LL: AUKU and other related laws that curtail individual liberty and freedom impact greatly on the functions of academics. If there is one social institution in the society that should be shielded from political control and the state of the market, it should be the education institution – primarily. Any Government of the day comes and goes so the vision and mission must take on the ideal plane rather than respond to the whims and fancy of the political leadership.
How legal constraints limit the function of academics are gleaned from the fact that they have become the psychological reminder at all junctures: from the preparation of teaching materials, sharing of progressive ideas in faculty meetings, questioning the wisdom of management decisions, planning student activities, and to writing research papers, and the list is long. As years go by, academics have become automatically their own self-censors. The culture of fear is pervasive in that it engenders a state of lethargy and it is palpable to the students (and parents). As such a situation continues, the cycle of lethargy remains unbroken.
NM: To wrap up, how do you see the future of higher education, especially for the younger generation of academics? Is there any room for improvement?
LL: There is so much that we can do, and I do not want to dwell on the negative. Because despite all the legal impediments against academic freedom, we remain hopeful that someone will pick up the cudgel, rise to the occasion and continue to empower others. Having said that, there must be a real legal and policy shift in the education system, i.e., one that centralizes meritocracy, inclusivity, hence, decentering race and religion, as the primary criterion. The supremacy of race and religion automatically produces a stifling of passion, indignifies capable academics who, in many ways, can actually present alternative views in light of the society’s challenges. Knowing that by taking the bull by its horn only put them in precarious situations is too much to bear as there is no tangible moral ecosystem that supports the alternative. Hence, the need to get academics organized.
It is also very critical to appoint dynamic and bold leadership to inject new blood into the system considering the leadership pool is limited and restricted.
To address intergenerational miseducation of the young, it is time to move forward a rigorous shift to meritocracy and a progressive, scientific, socially just and socially equitable education as foundation of Malaysia’s academic ecosystem. This foundation may be difficult to embrace if the academe continues to serve the political masters. Strategically, a comprehensive approach to tackle lethargy, incompetency (students, academics and university management) is the way to go by forging new alliances with the very stakeholders of the future of Malaysia.
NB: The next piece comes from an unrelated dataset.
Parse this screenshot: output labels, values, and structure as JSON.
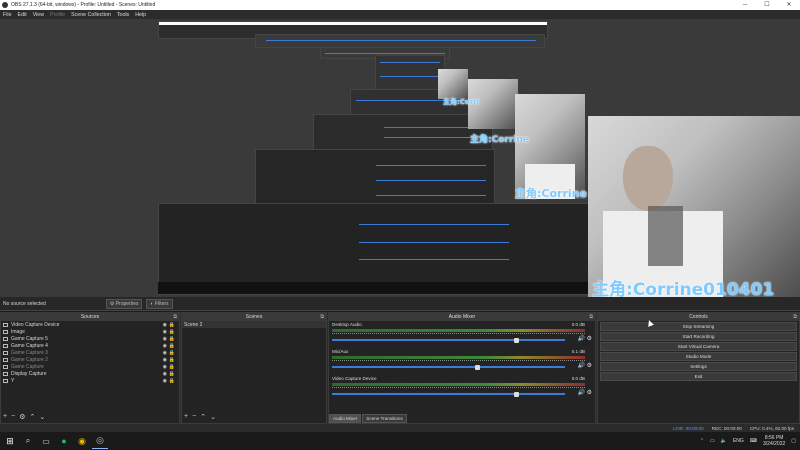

*This interview is part of a research project (MAL 169 – After 50 Years of AUKU: The Role and Impact of AUKU’s Development on Academic Freedom in Malaysia) by Naratif Malaysia in collaboration with the Malaysia Reform Initiative (MARI), Higher Education Malaysia Association (HEYA), Cent-GPS and Persatuan Kebangsaan Pelajar Islam Malaysia (PKPIM). This interview has been lightly edited for length and clarity.